It starts abruptly. A knuckled line of hills, jumbled and chaotic. Slopes clad in boulders, frumpy and disheveled from a distance. It was difficult to wrap my head around the scale of joshua tree as I drove up the dusty road to indian cove campground.

Having spent 17 years in Canada, I had what you might call a traditional view of ‘desert’ - A flat expanse of endless sand, festooned with cacti, sagebrush, creosote - But the high desert blew those cliches right out of my head.

It’s an otherworldly place. the park itself is enormous (Slightly larger than the state of Rhode island) and contains two different desert ecosystems: The mojave desert (west) where I was, and the colorado desert (East). Had i visited the colorado portion of the park, my preconceptions would have been better realized. It is lower in elevation and more closely resembles the classic notion of desert I had in mind.

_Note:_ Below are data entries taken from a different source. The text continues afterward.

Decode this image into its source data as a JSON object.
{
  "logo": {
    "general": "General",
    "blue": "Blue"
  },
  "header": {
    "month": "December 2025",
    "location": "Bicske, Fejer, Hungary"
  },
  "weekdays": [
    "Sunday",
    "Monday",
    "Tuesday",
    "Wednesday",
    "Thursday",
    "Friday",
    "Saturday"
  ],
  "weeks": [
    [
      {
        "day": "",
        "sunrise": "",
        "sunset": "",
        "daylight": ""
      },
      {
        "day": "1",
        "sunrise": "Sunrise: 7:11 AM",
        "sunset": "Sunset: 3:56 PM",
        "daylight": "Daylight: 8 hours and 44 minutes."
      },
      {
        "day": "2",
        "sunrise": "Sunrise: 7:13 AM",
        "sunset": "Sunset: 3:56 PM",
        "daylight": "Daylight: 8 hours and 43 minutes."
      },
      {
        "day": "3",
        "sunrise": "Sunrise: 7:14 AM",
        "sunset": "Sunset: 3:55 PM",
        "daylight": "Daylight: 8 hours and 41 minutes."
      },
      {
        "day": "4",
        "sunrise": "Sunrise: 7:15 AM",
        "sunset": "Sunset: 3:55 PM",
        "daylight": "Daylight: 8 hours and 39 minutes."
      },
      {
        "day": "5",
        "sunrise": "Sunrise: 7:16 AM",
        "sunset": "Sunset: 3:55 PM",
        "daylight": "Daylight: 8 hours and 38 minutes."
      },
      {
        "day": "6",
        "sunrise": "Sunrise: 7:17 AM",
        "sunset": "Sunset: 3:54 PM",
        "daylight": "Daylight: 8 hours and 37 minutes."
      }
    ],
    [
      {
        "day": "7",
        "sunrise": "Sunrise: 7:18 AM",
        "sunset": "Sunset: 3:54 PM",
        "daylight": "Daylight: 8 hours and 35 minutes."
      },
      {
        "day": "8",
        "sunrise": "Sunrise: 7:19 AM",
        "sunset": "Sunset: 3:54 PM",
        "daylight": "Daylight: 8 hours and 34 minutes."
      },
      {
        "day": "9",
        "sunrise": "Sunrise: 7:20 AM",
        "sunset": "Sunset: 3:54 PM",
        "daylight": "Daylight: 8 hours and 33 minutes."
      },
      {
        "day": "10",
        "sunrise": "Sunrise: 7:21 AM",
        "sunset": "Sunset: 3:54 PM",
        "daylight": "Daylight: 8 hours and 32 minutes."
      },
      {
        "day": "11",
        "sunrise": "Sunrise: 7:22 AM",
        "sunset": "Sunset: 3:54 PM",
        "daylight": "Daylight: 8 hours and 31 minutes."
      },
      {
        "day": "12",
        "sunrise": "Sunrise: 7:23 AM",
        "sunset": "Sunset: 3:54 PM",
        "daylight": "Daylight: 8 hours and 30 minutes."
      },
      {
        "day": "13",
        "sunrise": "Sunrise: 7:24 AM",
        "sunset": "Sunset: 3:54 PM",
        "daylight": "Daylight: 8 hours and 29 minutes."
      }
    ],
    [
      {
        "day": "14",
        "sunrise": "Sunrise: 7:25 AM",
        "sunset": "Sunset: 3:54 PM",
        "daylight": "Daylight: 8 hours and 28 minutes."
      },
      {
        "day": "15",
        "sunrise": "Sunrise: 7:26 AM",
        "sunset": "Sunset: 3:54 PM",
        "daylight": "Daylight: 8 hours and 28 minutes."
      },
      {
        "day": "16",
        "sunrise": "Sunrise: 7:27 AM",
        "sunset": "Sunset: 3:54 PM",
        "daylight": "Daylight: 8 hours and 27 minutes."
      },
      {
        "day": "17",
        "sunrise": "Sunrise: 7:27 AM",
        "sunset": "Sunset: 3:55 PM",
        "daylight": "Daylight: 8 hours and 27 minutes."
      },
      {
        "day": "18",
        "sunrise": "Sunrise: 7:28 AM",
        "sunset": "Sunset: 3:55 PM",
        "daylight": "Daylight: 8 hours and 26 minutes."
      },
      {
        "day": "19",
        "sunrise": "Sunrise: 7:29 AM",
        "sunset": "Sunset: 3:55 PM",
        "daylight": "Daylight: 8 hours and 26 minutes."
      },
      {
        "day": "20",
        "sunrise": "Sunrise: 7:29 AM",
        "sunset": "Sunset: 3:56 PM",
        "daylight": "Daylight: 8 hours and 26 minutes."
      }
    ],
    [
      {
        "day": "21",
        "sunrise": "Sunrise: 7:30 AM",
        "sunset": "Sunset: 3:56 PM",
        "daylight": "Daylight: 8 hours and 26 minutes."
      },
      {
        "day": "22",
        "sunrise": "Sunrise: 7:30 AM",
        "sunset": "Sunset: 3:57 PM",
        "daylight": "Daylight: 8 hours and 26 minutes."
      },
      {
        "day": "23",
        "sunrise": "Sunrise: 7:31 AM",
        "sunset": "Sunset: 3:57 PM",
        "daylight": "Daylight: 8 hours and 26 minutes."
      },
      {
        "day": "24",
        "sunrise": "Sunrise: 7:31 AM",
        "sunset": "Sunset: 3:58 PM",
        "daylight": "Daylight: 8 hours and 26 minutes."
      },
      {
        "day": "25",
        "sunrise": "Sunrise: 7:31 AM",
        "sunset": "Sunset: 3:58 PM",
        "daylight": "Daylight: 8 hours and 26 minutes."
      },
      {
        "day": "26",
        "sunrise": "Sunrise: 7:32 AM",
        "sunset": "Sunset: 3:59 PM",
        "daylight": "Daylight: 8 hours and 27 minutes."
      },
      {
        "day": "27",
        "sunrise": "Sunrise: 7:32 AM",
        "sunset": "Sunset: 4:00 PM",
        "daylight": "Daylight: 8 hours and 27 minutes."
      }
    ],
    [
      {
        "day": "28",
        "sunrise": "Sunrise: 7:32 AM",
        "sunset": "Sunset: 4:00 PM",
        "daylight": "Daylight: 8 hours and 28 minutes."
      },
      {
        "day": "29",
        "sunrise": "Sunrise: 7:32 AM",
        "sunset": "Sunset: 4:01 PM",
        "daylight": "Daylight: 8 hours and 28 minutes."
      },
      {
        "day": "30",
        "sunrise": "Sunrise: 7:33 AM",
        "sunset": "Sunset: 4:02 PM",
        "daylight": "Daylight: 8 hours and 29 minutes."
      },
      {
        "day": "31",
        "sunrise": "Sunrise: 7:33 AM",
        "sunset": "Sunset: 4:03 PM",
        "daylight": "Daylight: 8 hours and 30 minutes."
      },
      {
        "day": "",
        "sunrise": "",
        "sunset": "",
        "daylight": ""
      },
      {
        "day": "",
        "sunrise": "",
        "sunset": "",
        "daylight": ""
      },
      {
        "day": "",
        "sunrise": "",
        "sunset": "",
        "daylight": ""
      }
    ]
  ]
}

But I was in the Mojave Desert, the high desert, boulder town. Gargantuan piles of stone (you can call them hills if you like) that end abruptly in broad savannah studded with cacti and Joshua Trees (Yucca brevifolia).

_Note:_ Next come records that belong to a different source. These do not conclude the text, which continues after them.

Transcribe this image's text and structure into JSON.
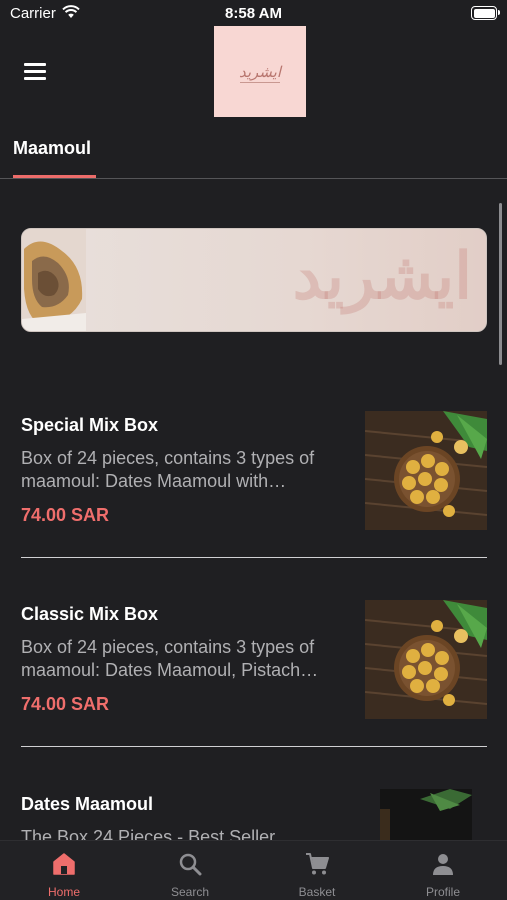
{
  "status_bar": {
    "carrier": "Carrier",
    "time": "8:58 AM"
  },
  "header": {
    "logo_text": "ايشريد",
    "menu_icon": "hamburger-icon"
  },
  "tabs": [
    {
      "label": "Maamoul",
      "active": true
    }
  ],
  "banner": {
    "watermark": "ايشريد"
  },
  "products": [
    {
      "title": "Special Mix Box",
      "description": "Box of 24 pieces, contains 3 types of maamoul: Dates Maamoul with…",
      "price": "74.00 SAR"
    },
    {
      "title": "Classic Mix Box",
      "description": "Box of 24 pieces, contains 3 types of maamoul: Dates Maamoul, Pistach…",
      "price": "74.00 SAR"
    },
    {
      "title": "Dates Maamoul",
      "description": "The Box 24 Pieces - Best Seller",
      "price": ""
    }
  ],
  "bottom_nav": [
    {
      "label": "Home",
      "icon": "home-icon",
      "active": true
    },
    {
      "label": "Search",
      "icon": "search-icon",
      "active": false
    },
    {
      "label": "Basket",
      "icon": "cart-icon",
      "active": false
    },
    {
      "label": "Profile",
      "icon": "person-icon",
      "active": false
    }
  ],
  "colors": {
    "background": "#1f1f22",
    "accent": "#ef6e6c",
    "logo_bg": "#f8d7d3"
  }
}
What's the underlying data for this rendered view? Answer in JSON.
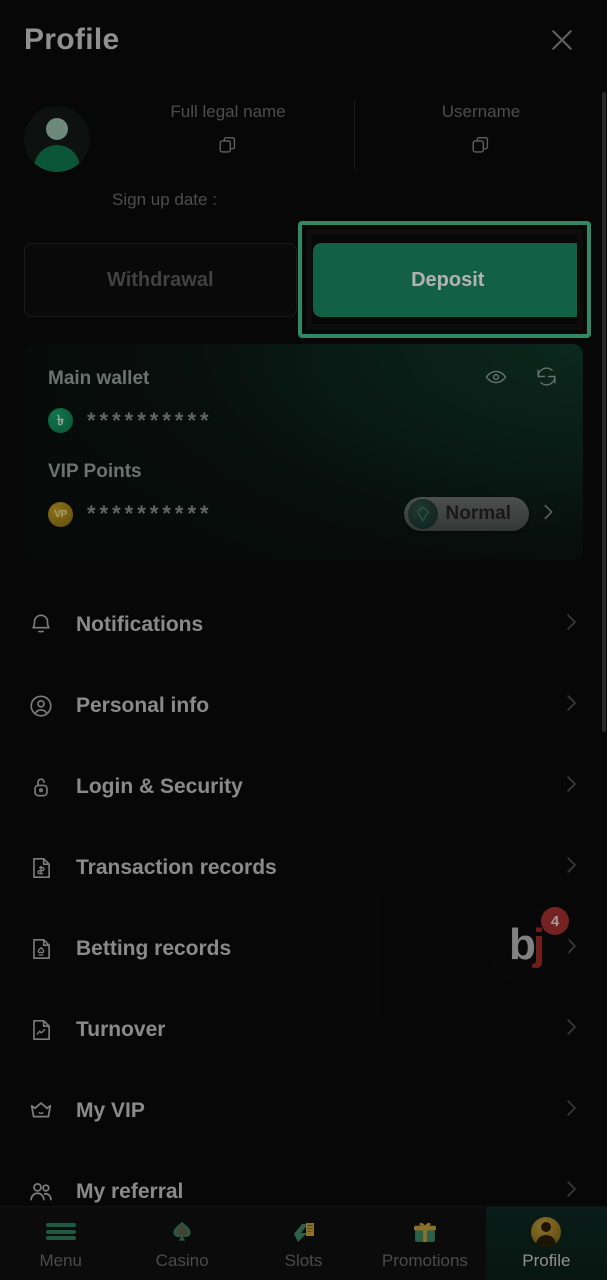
{
  "header": {
    "title": "Profile",
    "close_icon": "close-icon"
  },
  "profile": {
    "avatar_icon": "avatar-placeholder-icon",
    "fields": [
      {
        "label": "Full legal name",
        "value": "",
        "copy_icon": "copy-icon"
      },
      {
        "label": "Username",
        "value": "",
        "copy_icon": "copy-icon"
      }
    ],
    "signup_date_label": "Sign up date :",
    "signup_date_value": ""
  },
  "actions": {
    "withdrawal_label": "Withdrawal",
    "deposit_label": "Deposit",
    "deposit_highlighted": true,
    "highlight_color": "#45c491",
    "deposit_color": "#1b8a64"
  },
  "wallet": {
    "main_wallet_label": "Main wallet",
    "main_wallet_amount": "**********",
    "main_wallet_currency_icon": "taka-coin-icon",
    "main_wallet_currency_symbol": "৳",
    "eye_icon": "eye-icon",
    "refresh_icon": "refresh-icon",
    "vip_points_label": "VIP Points",
    "vip_points_amount": "**********",
    "vip_points_icon": "vip-coin-icon",
    "vip_points_symbol": "VP",
    "rank_label": "Normal",
    "rank_gem_icon": "gem-icon",
    "rank_arrow_icon": "chevron-right-icon"
  },
  "menu": {
    "items": [
      {
        "label": "Notifications",
        "icon": "bell-icon",
        "arrow": "chevron-right-icon"
      },
      {
        "label": "Personal info",
        "icon": "user-circle-icon",
        "arrow": "chevron-right-icon"
      },
      {
        "label": "Login & Security",
        "icon": "lock-icon",
        "arrow": "chevron-right-icon"
      },
      {
        "label": "Transaction records",
        "icon": "document-dollar-icon",
        "arrow": "chevron-right-icon"
      },
      {
        "label": "Betting records",
        "icon": "document-bet-icon",
        "arrow": "chevron-right-icon"
      },
      {
        "label": "Turnover",
        "icon": "document-chart-icon",
        "arrow": "chevron-right-icon"
      },
      {
        "label": "My VIP",
        "icon": "crown-icon",
        "arrow": "chevron-right-icon"
      },
      {
        "label": "My referral",
        "icon": "users-icon",
        "arrow": "chevron-right-icon"
      }
    ]
  },
  "chat_widget": {
    "logo_first": "b",
    "logo_second": "j",
    "badge_count": "4",
    "badge_color": "#a83232"
  },
  "bottom_nav": {
    "items": [
      {
        "label": "Menu",
        "icon": "hamburger-icon",
        "active": false
      },
      {
        "label": "Casino",
        "icon": "spade-icon",
        "active": false
      },
      {
        "label": "Slots",
        "icon": "slots-icon",
        "active": false
      },
      {
        "label": "Promotions",
        "icon": "gift-icon",
        "active": false
      },
      {
        "label": "Profile",
        "icon": "avatar-icon",
        "active": true
      }
    ]
  }
}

Boulders the size of SUVs lay atop even greater behemoths. An immense tumbled landscape. It’s as though a great walled city had been thrown down in ruin and its bones kicked about by giants. It is, honestly, a place where superlatives come home to feel comfortable.

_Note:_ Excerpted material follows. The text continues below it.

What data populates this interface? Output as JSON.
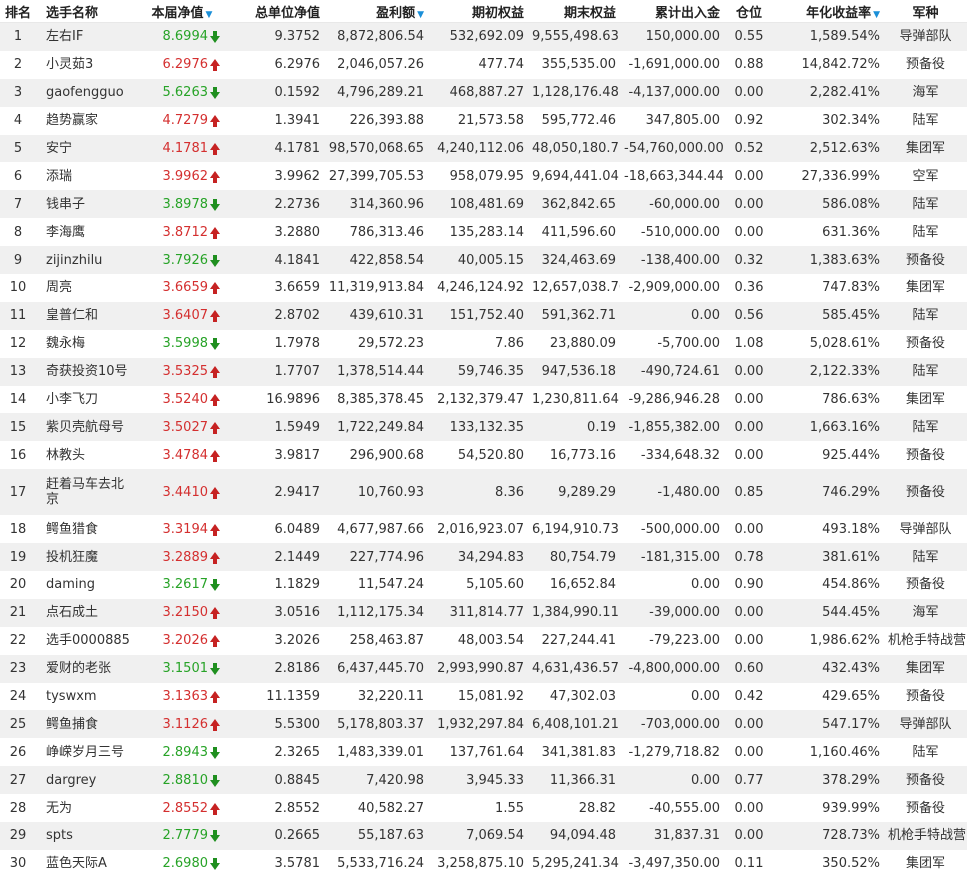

Joshua Tree is at once intimate and intimidating. Stunning jumbled valleys and quiet pockets of calm between giants. Every direction you look there is a scene worth remembering, Whether in the precarious perch of a granite boulder, or the sudden green of an oak, or the stark bones of trees rising like skeletal fingers.


Of course the opportunities for climbing are legion whether it’s the technical intricacies of bouldering or something for the more “vertically challenged”. climbs of all difficulties can be had here.

Joshua Tree has long been a winter practice area for climbers when Yosemite is snowbound.


To this day I still marvel at the immensity of the mojave and joshua tree. Humans are ants, trees are toothpicks. It is a land where rock is king.


HUMAN habitation

Humans have inhabited the region for more than 5000 years - the earliest known are the Pintos. Following them came the Serrano, the Chemehuevi, and Cahuilla.

In the 1800s, ranchers arrived. with them came livestock. Soon miners and homesteaders with dreams of striking it rich or simply striking out on their own staked their claim on the land. The park protects 501 archaeological sites and 88 historic structures.

Many have stories of tragedy and broken ambition - the names are laden with images of the American West: Lost Horse Mine, Indian Cove, Skull Rock, Lost Palms Oasis.

Ruins of the Ryan Ranch

And when night falls, things become even more magical. The great bulk of stone rears up in the darkness, framing a sky studded with light. Joshua Tree is removed enough from the cities of Southern California to be an enviable location for astronomy.


The time to depart came too quickly, but one thing I knew for sure: I’d be back.

Joshua Tree National Park, Riverside County, CA, United States